There’s just something about the genre that never hits a spark with gamers, and I’m always so baffled whenever a developer announces a new one. Already you should be able to tell that there are very few exceptions, games that people actually buy and that don’t fall to poor reviews. The most recent one is Bugbear’s Wreckfest, formerly known as Next Car Game, and originally released in 2013 on Steam Early Access.
Wreckfest actually had a failed Kickstarter campaign shortly before release. Technically it didn’t fail to make the $350,000 it wanted, as Bugbear actually cancelled the campaign because it had only reached 23% of the goal after three weeks. Nonetheless, Wreckfest’s Early Access was so successful that the game launched fully in 2018, and console versions were released in 2019. The Steam version alone regularly gets around 1,000 concurrent players a day.
But that’s the exception that proves the rule. As I just said, Wreckfest’s Kickstarter failed because people weren’t pledging to it. The indie car combat game KEO released in December and currently has an all-time peak playerbase of 50, according to SteamDB. Stainless Games sold the rights to Carmageddon to THQ Nordic, and released a “car combat plus guns” game titled ShockRods in 2019, which has literally no players with an all-time peak of 23 players four years ago! Even taking into account the fact that non-public Steam profiles aren’t counted, you’re looking at games which nobody plays.
Actually, looking back at Carmageddon, I'm still not sure if I like the game, or just the memories of playing it back in the day. Giggling with my mates by transposing the letters every time we got a "Cunning Stunt" bonus, mimicking the old lady voice clip saying "I was in the war!"... It spawned three sequels and its own successful Kickstarter campaign for Carmageddon: Reincarnation, surely it was good, right? But then Stainless Games ignored it for months after release, focusing on developing the console version called Carmageddon: Max Damage. To add insult to injury, Stainless released it on PC to replace Reincarnation which inarguably looked better… Since I already mentioned SteamDB, it shows that the all-time peak number of players on Reincarnation was 863. The all-time peak for Max Damage is 586.
It should come as no surprise that I laughed when I heard that one of the launch titles for the PlayStation 5 was vehicular combat. Destruction AllStars was announced as releasing at the top-tier AAA price of £69.99, which made me laugh harder. Then Sony delayed it by five months, and I damn near lost my mind. Ostensibly to make it up to PS5 owners, Sony later announced that the game would be available on PlayStation Plus for free for a period of two months, and dropped the retail price to £17.99, plus microtransactions.
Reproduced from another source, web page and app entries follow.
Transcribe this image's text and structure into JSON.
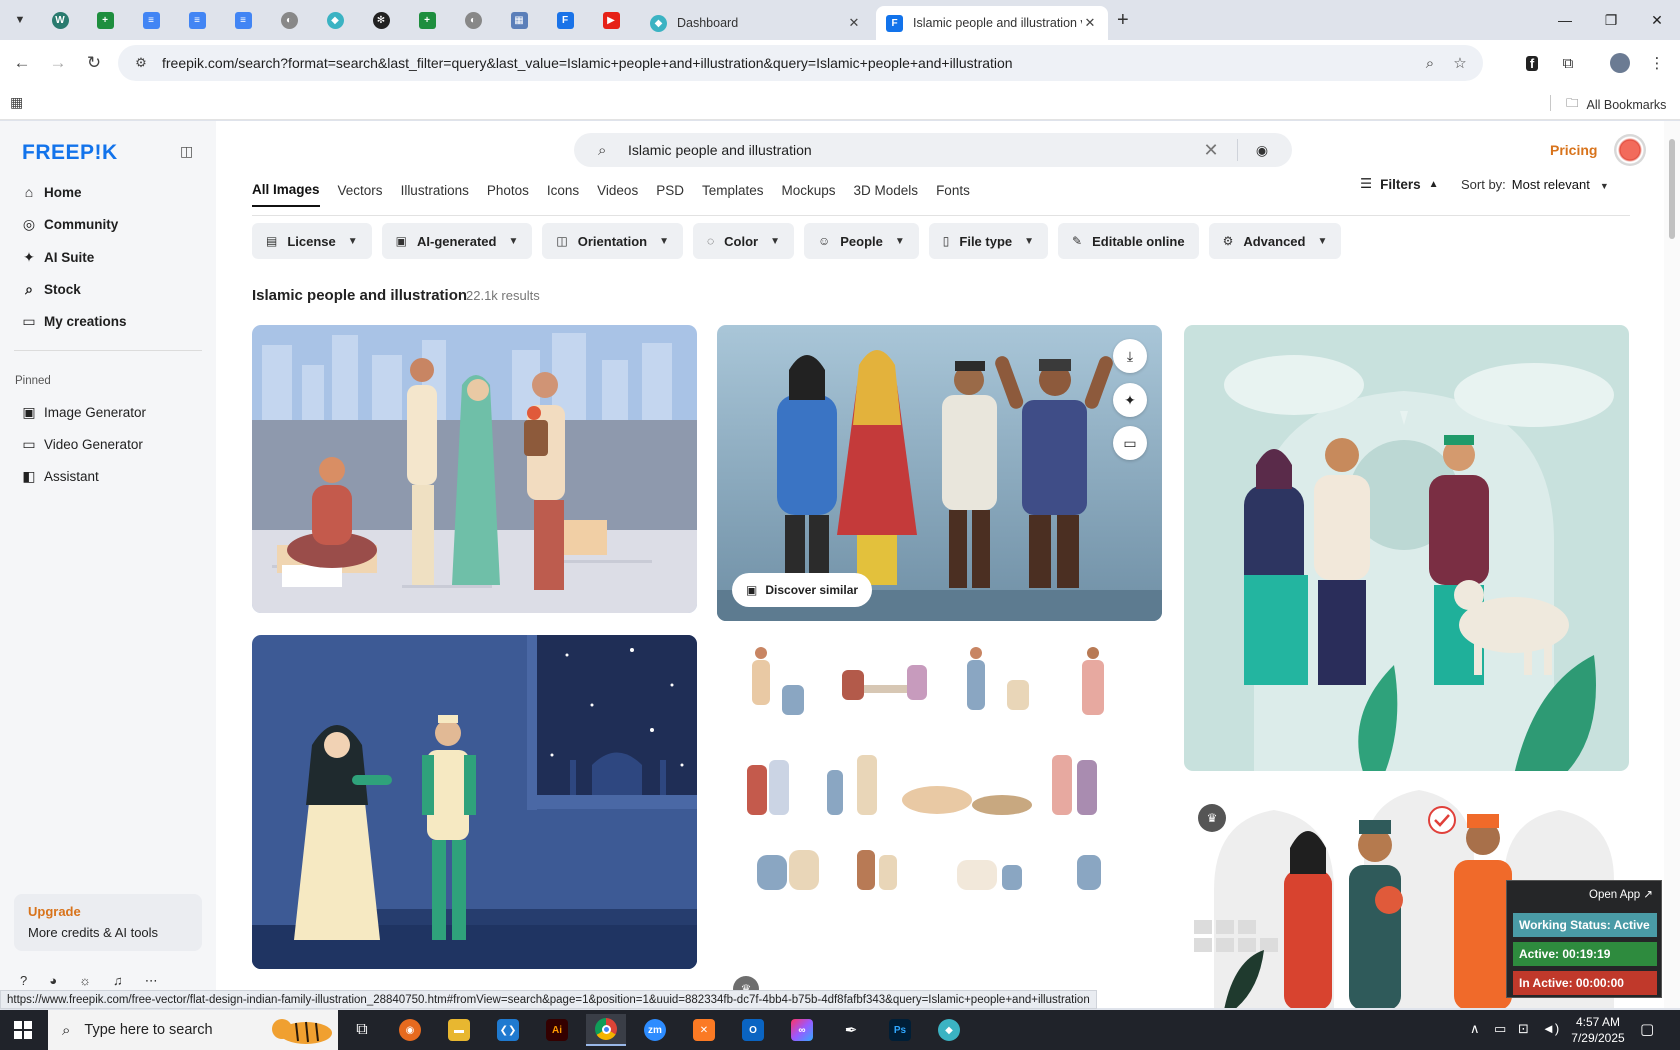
{
  "browser": {
    "tabs": [
      {
        "title": "Dashboard"
      },
      {
        "title": "Islamic people and illustration v"
      }
    ],
    "url": "freepik.com/search?format=search&last_filter=query&last_value=Islamic+people+and+illustration&query=Islamic+people+and+illustration",
    "bookmarks_label": "All Bookmarks"
  },
  "sidebar": {
    "logo": "FREEP!K",
    "nav": [
      {
        "label": "Home",
        "icon": "home-icon"
      },
      {
        "label": "Community",
        "icon": "globe-icon"
      },
      {
        "label": "AI Suite",
        "icon": "sparkle-icon"
      },
      {
        "label": "Stock",
        "icon": "search-icon"
      },
      {
        "label": "My creations",
        "icon": "folder-icon"
      }
    ],
    "pinned_label": "Pinned",
    "pinned": [
      {
        "label": "Image Generator",
        "icon": "image-icon"
      },
      {
        "label": "Video Generator",
        "icon": "video-icon"
      },
      {
        "label": "Assistant",
        "icon": "chat-icon"
      }
    ],
    "upgrade": {
      "title": "Upgrade",
      "subtitle": "More credits & AI tools"
    }
  },
  "header": {
    "search_value": "Islamic people and illustration",
    "pricing": "Pricing"
  },
  "type_tabs": [
    "All Images",
    "Vectors",
    "Illustrations",
    "Photos",
    "Icons",
    "Videos",
    "PSD",
    "Templates",
    "Mockups",
    "3D Models",
    "Fonts"
  ],
  "filters_label": "Filters",
  "sort": {
    "label": "Sort by:",
    "value": "Most relevant"
  },
  "chips": [
    {
      "label": "License",
      "icon": "license-icon"
    },
    {
      "label": "AI-generated",
      "icon": "ai-icon"
    },
    {
      "label": "Orientation",
      "icon": "orientation-icon"
    },
    {
      "label": "Color",
      "icon": "palette-icon"
    },
    {
      "label": "People",
      "icon": "people-icon"
    },
    {
      "label": "File type",
      "icon": "file-icon"
    },
    {
      "label": "Editable online",
      "icon": "edit-icon"
    },
    {
      "label": "Advanced",
      "icon": "gear-icon"
    }
  ],
  "results": {
    "title": "Islamic people and illustration",
    "count": "22.1k results"
  },
  "card_actions": {
    "discover": "Discover similar"
  },
  "status_url": "https://www.freepik.com/free-vector/flat-design-indian-family-illustration_28840750.htm#fromView=search&page=1&position=1&uuid=882334fb-dc7f-4bb4-b75b-4df8fafbf343&query=Islamic+people+and+illustration",
  "tracker": {
    "open_app": "Open App ↗",
    "status": "Working Status: Active",
    "active": "Active: 00:19:19",
    "inactive": "In Active: 00:00:00"
  },
  "taskbar": {
    "search_placeholder": "Type here to search",
    "time": "4:57 AM",
    "date": "7/29/2025"
  },
  "colors": {
    "brand": "#1273eb",
    "accent": "#d8731b",
    "tracker_green": "#2e8b3e",
    "tracker_red": "#c0392b",
    "tracker_teal": "#4a9ba6"
  }
}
With Destruction AllStars being an exclusive, there are no easy player figures to find. However, the website PS-Timetracker, which tracks the gameplay times of 15,777 PlayStation accounts, shows that 23 hours were played in the past month. It ranks 787 out of the games tracked, and the PlayStation 5 has 469 games not including backwards compatible titles. Back in February 2021, the game only ranked as high as 14 in the Top 100. At the time of writing, there have been as many as 12 accounts streaming Destruction AllStars on Twitch per week. The original Animal Crossing has about 100. Contra has over 50! Hell, to really boggle your mind, Twisted Metal: Black had four people streaming it. Those aren’t figures I’m finding via some chart website, that’s me going and physically counting the Past Broadcasts on Twitch.
While it may seem like I’ve been ragging on Twisted Metal through most of this, the timing of the recent announcement is purely coincidental. I started writing this a week before it was revealed that Anthony Mackie would be starring in an adaptation on the Peacock streaming service. Heck, maybe it will make gamers actually want a vehicular combat game! Wouldn’t count on it, though.